Earlier this year, the IRS began an effort to regulate unlicensed tax preparers with testing and continuing education requirements. Interest groups opposed to such regulation, however, halted that effort. Since then, groups vying for such regulation have pushed states to take up the mantle and regulate these unlicensed tax preparers themselves. New York has just joined California, Oregon, and Maryland in stricter regulations.
Under the New York rules, preparers cannot charge "unconscionable fees" and will be required to comport to best practices promulgated by the state's Department of Tax and Finance. Eventually, New York residents will be able to look up preparers on a state website to ensure they are compliant with all the rules and regulations. Those who violate the rules may face criminal penalties.
Tax preparation is a $9.4 billion industry largely dominated by H&R Block and three other major companies. The remaining two-thirds of the industry is split between licensed and unlicensed preparers. Those supporting the regulations argue that states, and the federal government, lose tax revenue due to fraudulent acts committed by unlicensed tax preparers.
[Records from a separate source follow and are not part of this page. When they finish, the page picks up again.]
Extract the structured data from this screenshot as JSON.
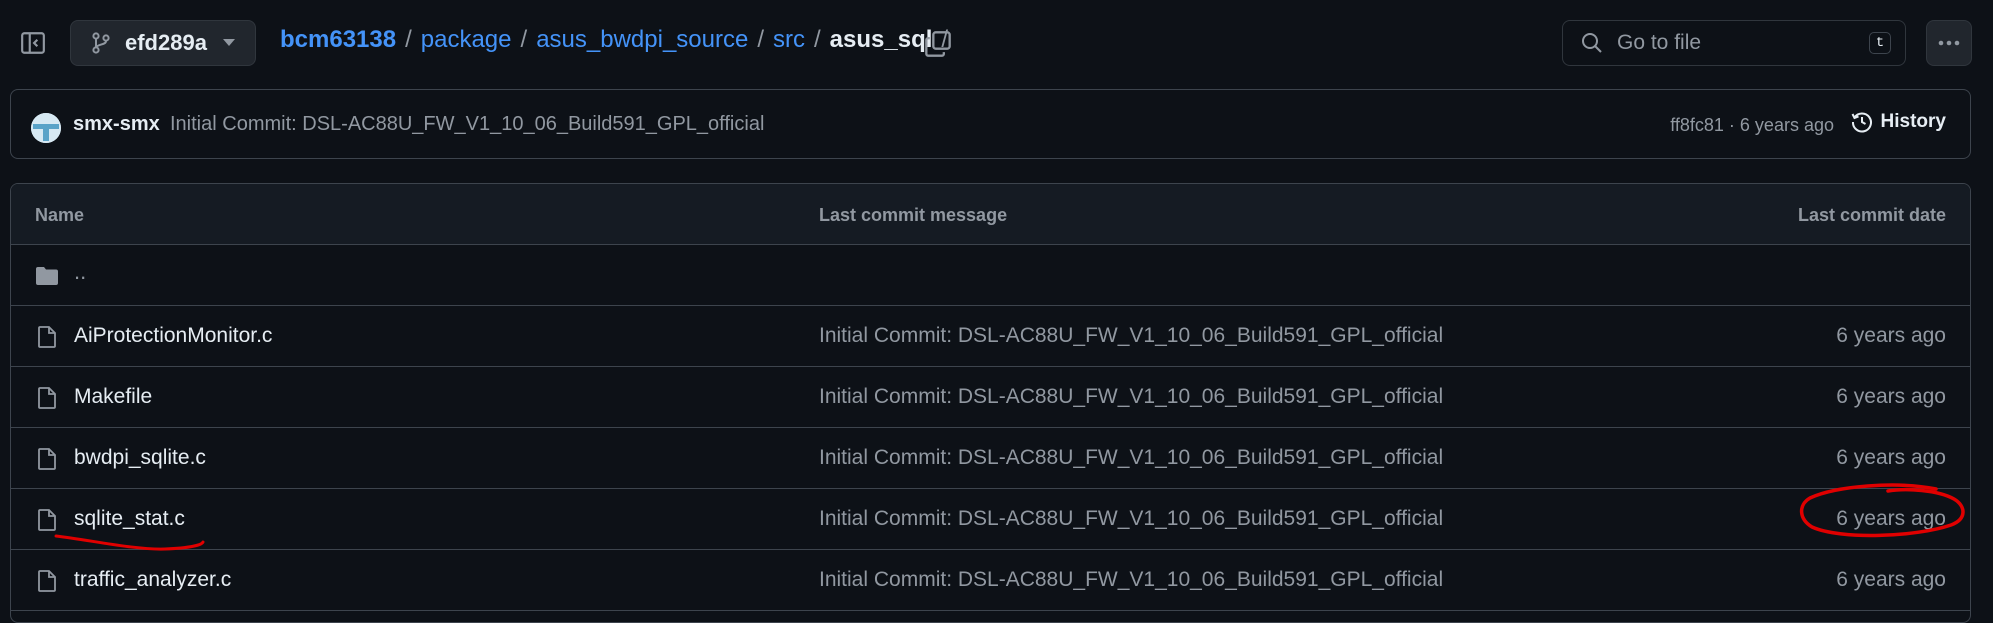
{
  "branch": {
    "name": "efd289a"
  },
  "breadcrumb": {
    "items": [
      "bcm63138",
      "package",
      "asus_bwdpi_source",
      "src"
    ],
    "current": "asus_sql",
    "separator": "/"
  },
  "search": {
    "placeholder": "Go to file",
    "shortcut": "t"
  },
  "commit": {
    "author": "smx-smx",
    "message": "Initial Commit: DSL-AC88U_FW_V1_10_06_Build591_GPL_official",
    "meta": "ff8fc81 · 6 years ago",
    "history_label": "History"
  },
  "table": {
    "headers": {
      "name": "Name",
      "message": "Last commit message",
      "date": "Last commit date"
    },
    "parent": "..",
    "rows": [
      {
        "name": "AiProtectionMonitor.c",
        "message": "Initial Commit: DSL-AC88U_FW_V1_10_06_Build591_GPL_official",
        "date": "6 years ago"
      },
      {
        "name": "Makefile",
        "message": "Initial Commit: DSL-AC88U_FW_V1_10_06_Build591_GPL_official",
        "date": "6 years ago"
      },
      {
        "name": "bwdpi_sqlite.c",
        "message": "Initial Commit: DSL-AC88U_FW_V1_10_06_Build591_GPL_official",
        "date": "6 years ago"
      },
      {
        "name": "sqlite_stat.c",
        "message": "Initial Commit: DSL-AC88U_FW_V1_10_06_Build591_GPL_official",
        "date": "6 years ago"
      },
      {
        "name": "traffic_analyzer.c",
        "message": "Initial Commit: DSL-AC88U_FW_V1_10_06_Build591_GPL_official",
        "date": "6 years ago"
      }
    ]
  },
  "colors": {
    "background": "#0d1117",
    "link": "#4493f8",
    "muted": "#9198a1",
    "annotation": "#e00000"
  }
}
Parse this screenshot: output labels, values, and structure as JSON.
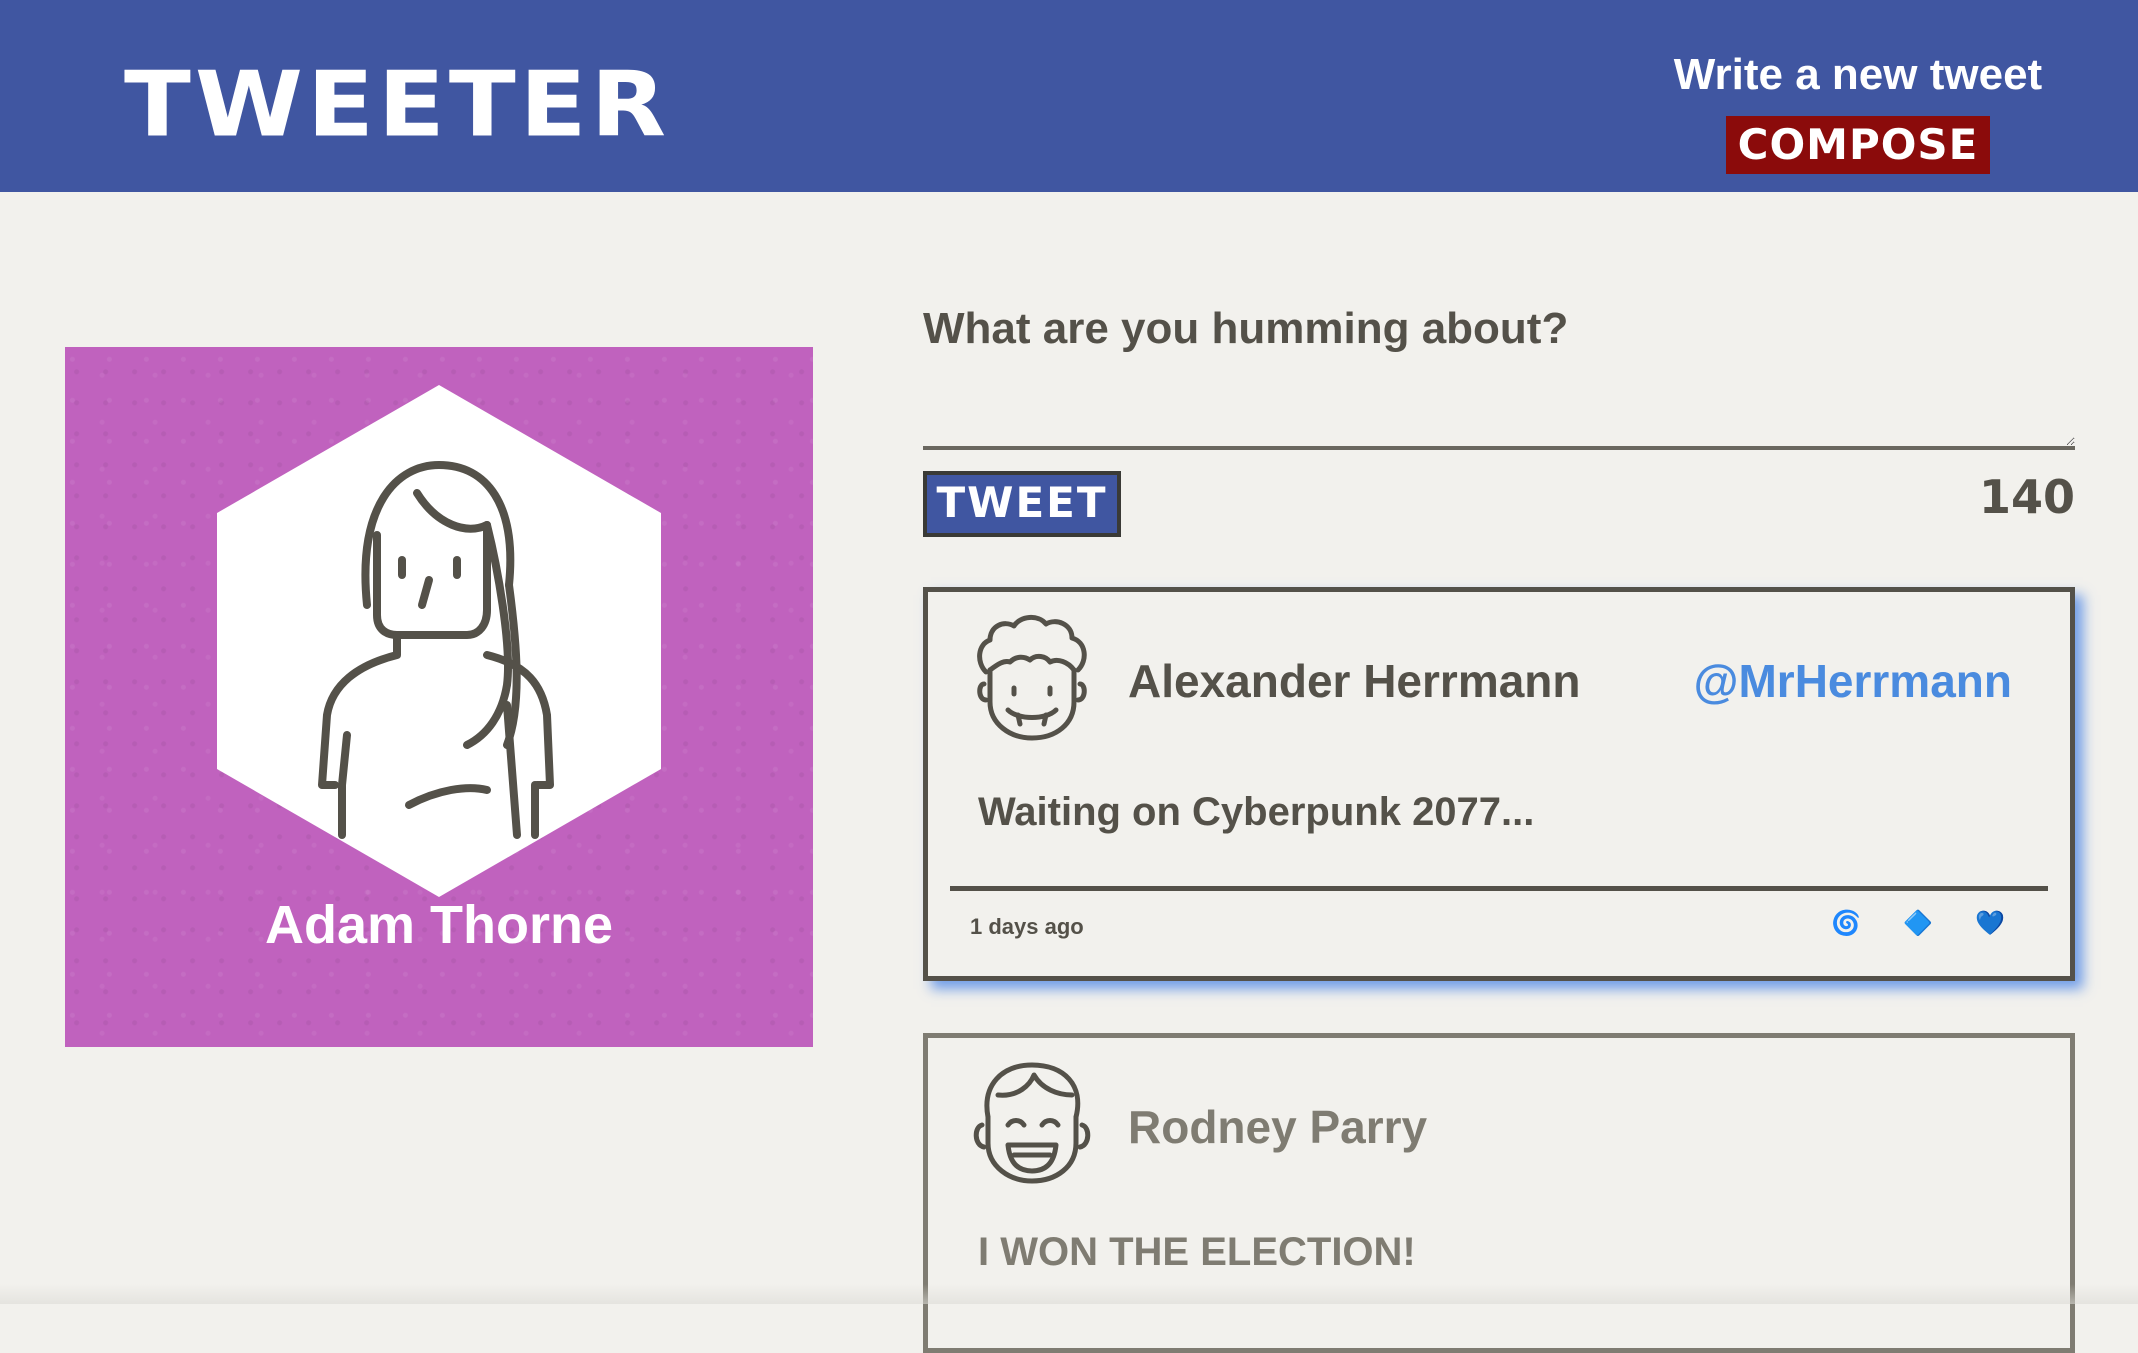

Those opposed indicate that it simply adds undue burden to individual preparers making it harder for them to compete freely with the large preparation companies.